But, despite what I thought at the time and probably what a lot of other people thought too, I made it. I walked through darker-than-black days and came out stronger. And now I sit here in my bunk bed at a respected University seemingly talking about the old times.
I still struggle daily with my depression about my past, my concern about my present, and my confusion and fear about my future. But I also smile. I go to class. I write boring essays about politics. I go to parties. I hold hands with nice boy that likes me back. I have friends that I call to gossip with. I do things that “normal” 19-year-olds do. And less than a year ago I was sitting in a lockdown psychiatric ward wondering why I couldn’t just be dead already.
I think that my story is rather propelling evidence why you should really, truly never give up. I’m certainly not saying that I’m cured. I still cry and worry and get scared sometimes. But I also play Frisbee in the sun and have my summer with my best friends all planned out.
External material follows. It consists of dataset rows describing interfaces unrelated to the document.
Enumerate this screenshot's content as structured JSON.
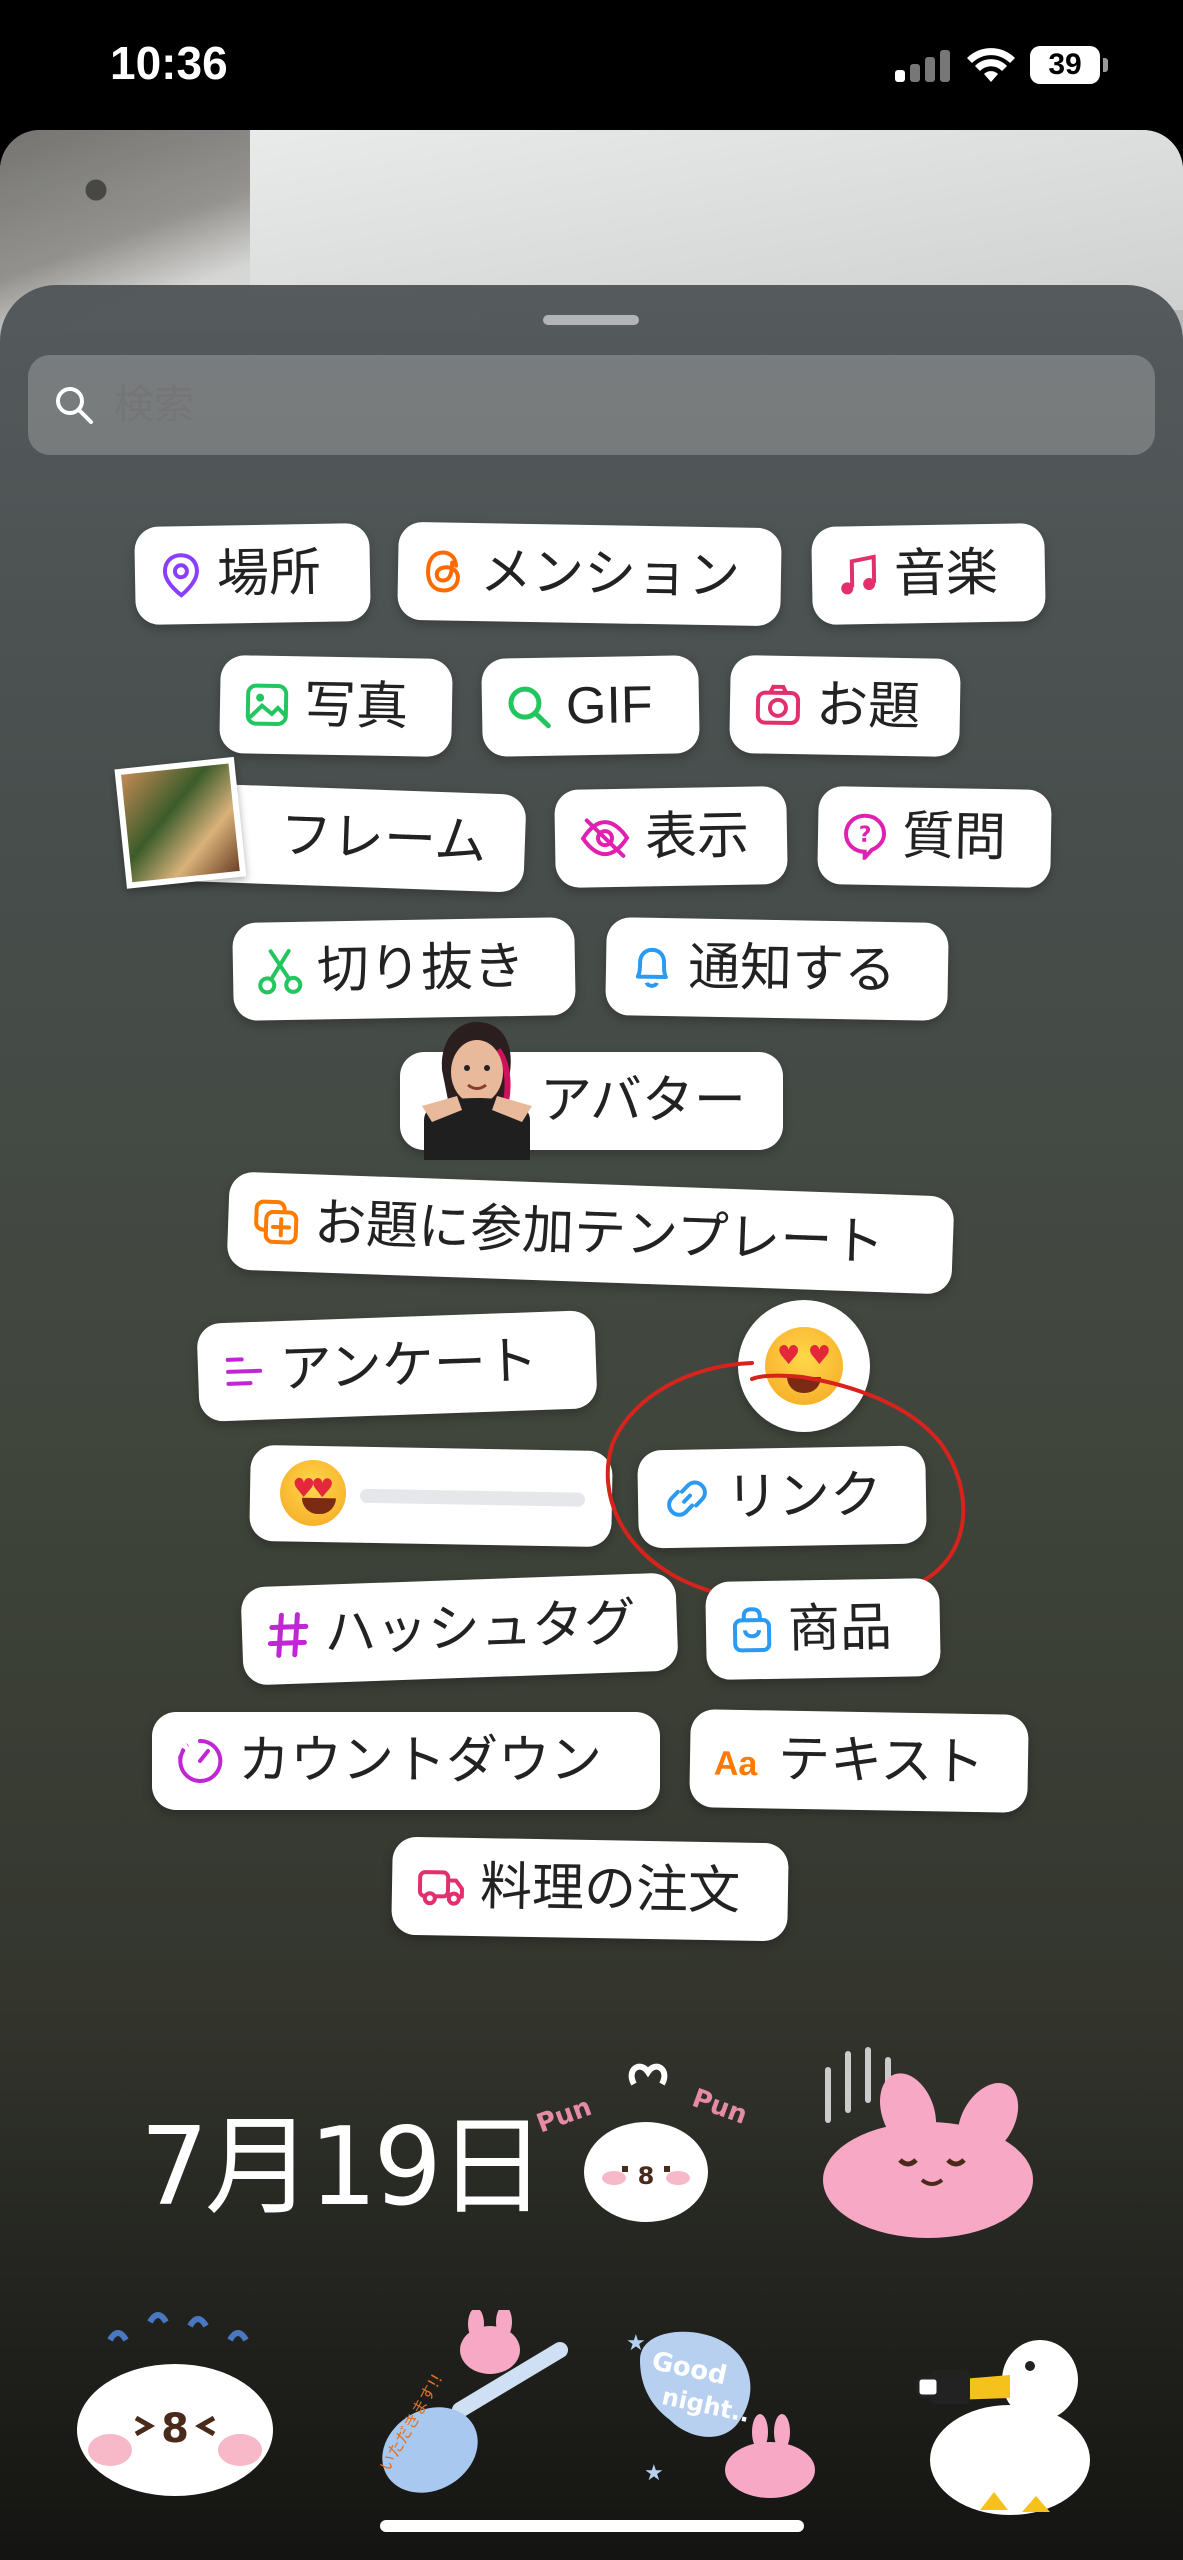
{
  "status": {
    "time": "10:36",
    "battery": "39"
  },
  "search": {
    "placeholder": "検索"
  },
  "stickers": {
    "location": "場所",
    "mention": "メンション",
    "music": "音楽",
    "photo": "写真",
    "gif": "GIF",
    "prompt": "お題",
    "frame": "フレーム",
    "reveal": "表示",
    "question": "質問",
    "cutout": "切り抜き",
    "notify": "通知する",
    "avatar": "アバター",
    "add_yours_template": "お題に参加テンプレート",
    "poll": "アンケート",
    "link": "リンク",
    "hashtag": "ハッシュタグ",
    "product": "商品",
    "countdown": "カウントダウン",
    "text": "テキスト",
    "food_order": "料理の注文"
  },
  "bottom": {
    "date": "7月19日"
  },
  "colors": {
    "accent_purple": "#8a3ffc",
    "accent_pink": "#e1306c",
    "accent_green": "#22c55e",
    "accent_blue": "#2b9af3",
    "accent_orange": "#ff7a00",
    "annotation_red": "#d8231c"
  }
}
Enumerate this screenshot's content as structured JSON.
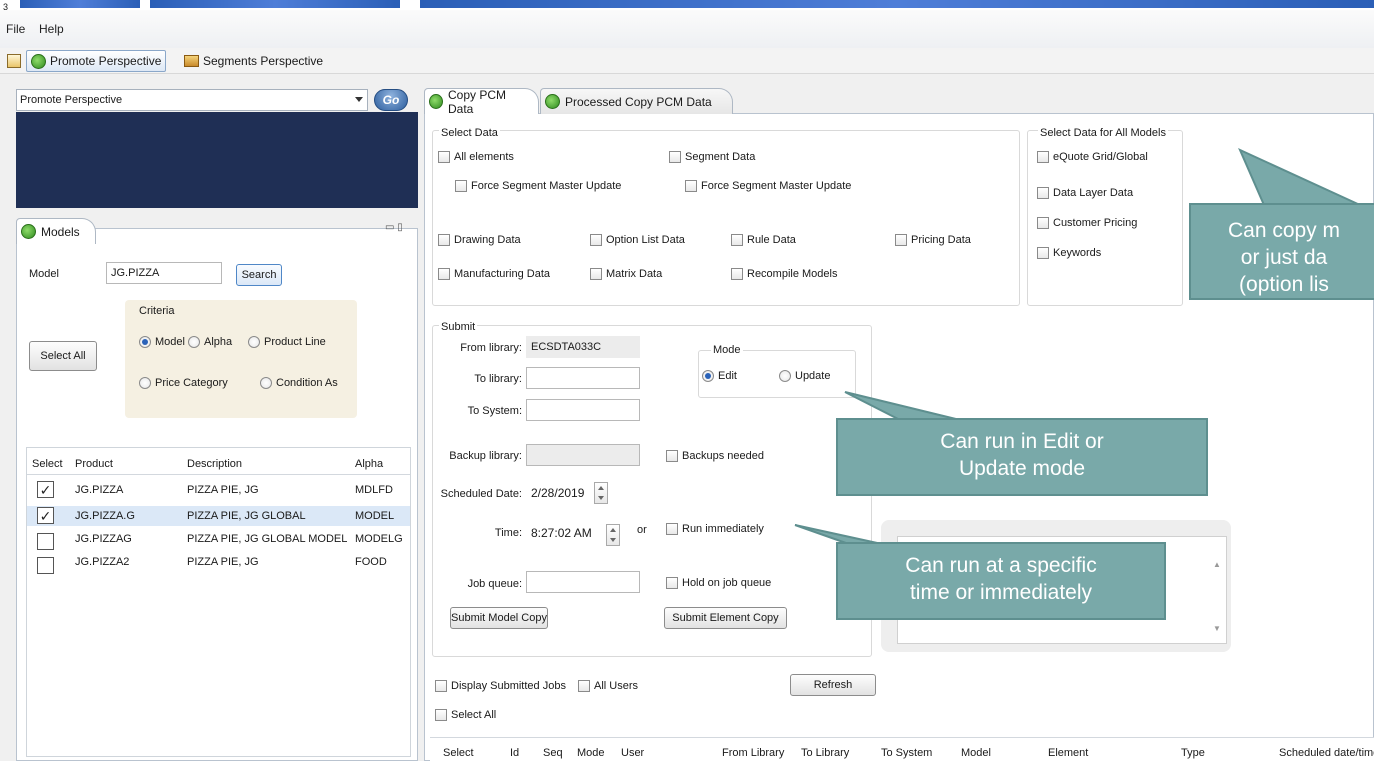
{
  "window": {
    "corner_mark": "3"
  },
  "menu": {
    "items": [
      "File",
      "Help"
    ]
  },
  "toolbar": {
    "promote_label": "Promote Perspective",
    "segments_label": "Segments Perspective"
  },
  "left": {
    "perspective_select": "Promote Perspective",
    "go_label": "Go",
    "models_tab": "Models",
    "model_label": "Model",
    "model_value": "JG.PIZZA",
    "search_label": "Search",
    "select_all_label": "Select All",
    "criteria": {
      "title": "Criteria",
      "options": [
        "Model",
        "Alpha",
        "Product Line",
        "Price Category",
        "Condition As"
      ],
      "selected": "Model"
    },
    "table": {
      "headers": [
        "Select",
        "Product",
        "Description",
        "Alpha"
      ],
      "rows": [
        {
          "checked": true,
          "product": "JG.PIZZA",
          "description": "PIZZA PIE, JG",
          "alpha": "MDLFD"
        },
        {
          "checked": true,
          "product": "JG.PIZZA.G",
          "description": "PIZZA PIE, JG GLOBAL",
          "alpha": "MODEL"
        },
        {
          "checked": false,
          "product": "JG.PIZZAG",
          "description": "PIZZA PIE, JG GLOBAL MODEL",
          "alpha": "MODELG"
        },
        {
          "checked": false,
          "product": "JG.PIZZA2",
          "description": "PIZZA PIE, JG",
          "alpha": "FOOD"
        }
      ]
    }
  },
  "tabs": [
    {
      "label": "Copy PCM Data",
      "selected": true
    },
    {
      "label": "Processed Copy PCM Data",
      "selected": false
    }
  ],
  "select_data": {
    "title": "Select Data",
    "all_elements": "All elements",
    "force_1": "Force Segment Master Update",
    "segment_data": "Segment Data",
    "force_2": "Force Segment Master Update",
    "drawing": "Drawing Data",
    "option_list": "Option List Data",
    "rule": "Rule Data",
    "pricing": "Pricing Data",
    "manufacturing": "Manufacturing Data",
    "matrix": "Matrix Data",
    "recompile": "Recompile Models"
  },
  "select_all_models": {
    "title": "Select Data for All Models",
    "items": [
      "eQuote Grid/Global",
      "Data Layer Data",
      "Customer Pricing",
      "Keywords"
    ]
  },
  "submit": {
    "title": "Submit",
    "from_label": "From library:",
    "from_value": "ECSDTA033C",
    "to_label": "To library:",
    "to_system_label": "To System:",
    "mode_title": "Mode",
    "mode_edit": "Edit",
    "mode_update": "Update",
    "backup_label": "Backup library:",
    "backups_needed": "Backups needed",
    "sched_label": "Scheduled Date:",
    "sched_value": "2/28/2019",
    "time_label": "Time:",
    "time_value": "8:27:02 AM",
    "or": "or",
    "run_immediately": "Run immediately",
    "job_queue_label": "Job queue:",
    "hold": "Hold on job queue",
    "submit_model": "Submit Model Copy",
    "submit_element": "Submit Element Copy"
  },
  "jobs": {
    "display_submitted": "Display Submitted Jobs",
    "all_users": "All Users",
    "refresh": "Refresh",
    "select_all": "Select All",
    "headers": [
      "Select",
      "Id",
      "Seq",
      "Mode",
      "User",
      "From Library",
      "To Library",
      "To System",
      "Model",
      "Element",
      "Type",
      "Scheduled date/time"
    ]
  },
  "callouts": {
    "copy": [
      "Can copy m",
      "or just da",
      "(option lis"
    ],
    "edit": [
      "Can run in Edit or",
      "Update mode"
    ],
    "time": [
      "Can run at a specific",
      "time or immediately"
    ]
  }
}
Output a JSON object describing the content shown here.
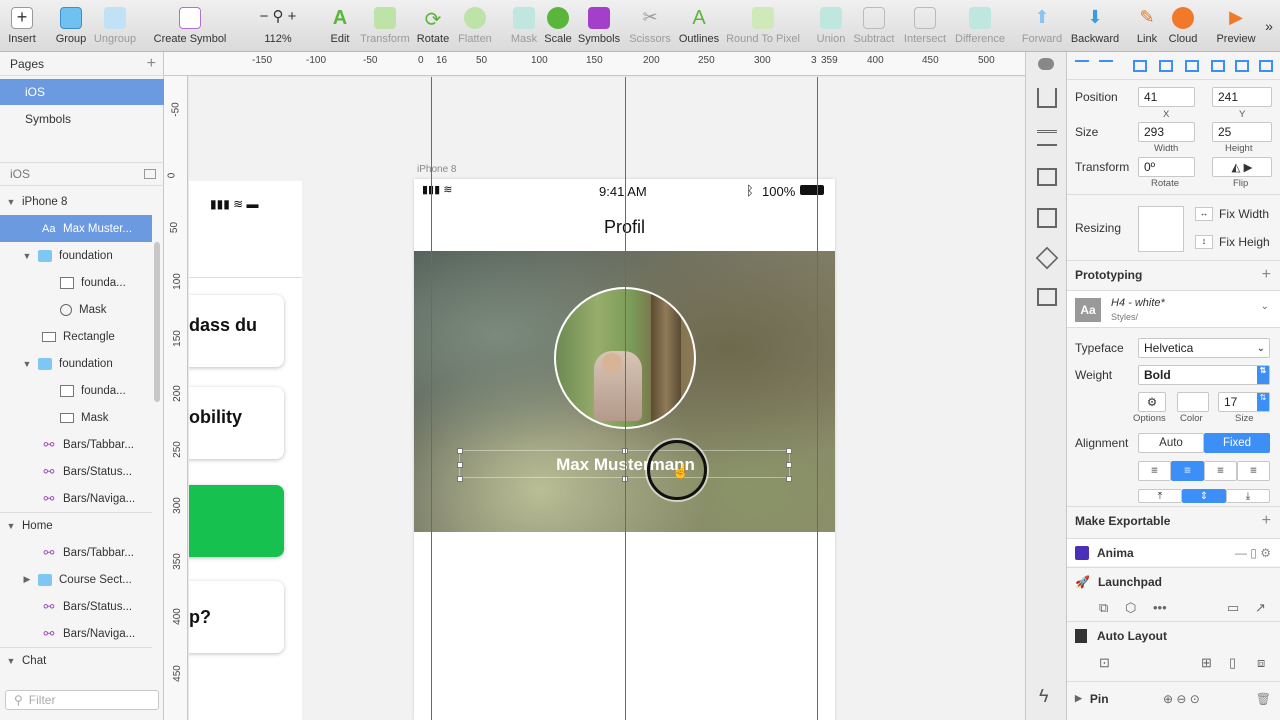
{
  "toolbar": {
    "insert": "Insert",
    "group": "Group",
    "ungroup": "Ungroup",
    "create_symbol": "Create Symbol",
    "zoom": "112%",
    "edit": "Edit",
    "transform": "Transform",
    "rotate": "Rotate",
    "flatten": "Flatten",
    "mask": "Mask",
    "scale": "Scale",
    "symbols": "Symbols",
    "scissors": "Scissors",
    "outlines": "Outlines",
    "round": "Round To Pixel",
    "union": "Union",
    "subtract": "Subtract",
    "intersect": "Intersect",
    "difference": "Difference",
    "forward": "Forward",
    "backward": "Backward",
    "link": "Link",
    "cloud": "Cloud",
    "preview": "Preview"
  },
  "pages": {
    "header": "Pages",
    "items": [
      "iOS",
      "Symbols"
    ]
  },
  "layers": {
    "page_title": "iOS",
    "items": [
      "iPhone 8",
      "Max Muster...",
      "foundation",
      "founda...",
      "Mask",
      "Rectangle",
      "foundation",
      "founda...",
      "Mask",
      "Bars/Tabbar...",
      "Bars/Status...",
      "Bars/Naviga...",
      "Home",
      "Bars/Tabbar...",
      "Course Sect...",
      "Bars/Status...",
      "Bars/Naviga...",
      "Chat"
    ],
    "filter_placeholder": "Filter"
  },
  "rulers": {
    "top": [
      "-150",
      "-100",
      "-50",
      "0",
      "16",
      "50",
      "100",
      "150",
      "200",
      "250",
      "300",
      "3",
      "359",
      "400",
      "450",
      "500"
    ],
    "left": [
      "-50",
      "0",
      "50",
      "100",
      "150",
      "200",
      "250",
      "300",
      "350",
      "400",
      "450"
    ]
  },
  "canvas": {
    "artboard_label": "iPhone 8",
    "left_cards": [
      "dass du",
      "obility",
      "",
      "p?"
    ],
    "status_time": "9:41 AM",
    "status_battery": "100%",
    "nav_title": "Profil",
    "profile_name": "Max Mustermann"
  },
  "inspector": {
    "position_label": "Position",
    "x": "41",
    "y": "241",
    "x_label": "X",
    "y_label": "Y",
    "size_label": "Size",
    "width": "293",
    "height": "25",
    "width_label": "Width",
    "height_label": "Height",
    "transform_label": "Transform",
    "rotate": "0º",
    "rotate_label": "Rotate",
    "flip_label": "Flip",
    "resizing_label": "Resizing",
    "fix_width": "Fix Width",
    "fix_height": "Fix Heigh",
    "prototyping": "Prototyping",
    "style_name": "H4 - white*",
    "style_path": "Styles/",
    "typeface_label": "Typeface",
    "typeface": "Helvetica",
    "weight_label": "Weight",
    "weight": "Bold",
    "options_label": "Options",
    "color_label": "Color",
    "size_value": "17",
    "size_lbl": "Size",
    "alignment_label": "Alignment",
    "align_auto": "Auto",
    "align_fixed": "Fixed",
    "make_exportable": "Make Exportable",
    "anima": "Anima",
    "launchpad": "Launchpad",
    "auto_layout": "Auto Layout",
    "pin": "Pin"
  },
  "colors": {
    "accent": "#3b8ff7",
    "selection": "#6b9ae0",
    "guide": "#c02ad0"
  }
}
I do not pity myself or want pity from other people. I simply want everyone to know that things can get really, really tough right when you least expect it. And sometimes you are going to want to give up and stop fighting because you see no end to the pain. But good things can come out of even the worst situations. I created the thickest “who cares about me enough to stay” filter and found the greatest people in the world. I realize now that people fight battles you may never know about or understand. I’m a stronger, more compassionate, more grateful person than I ever thought I could be. I used to cry over things like my 8th grade crush didn’t like me. Now I can hold my head high and believe everything happens for a reason even after my best friend passes away. I also learned that simply because you have a disability like bipolar or bulimia does not in the least make you a weak person. And taking medication isn’t for the feeble. Sometimes you need help and being afraid to ask for it is the only thing that makes you weak. Asking for help shows strength, courage, and heart. And learning to deal with the cards you’re dealt, no matter how seemingly unlucky, is what life is all about.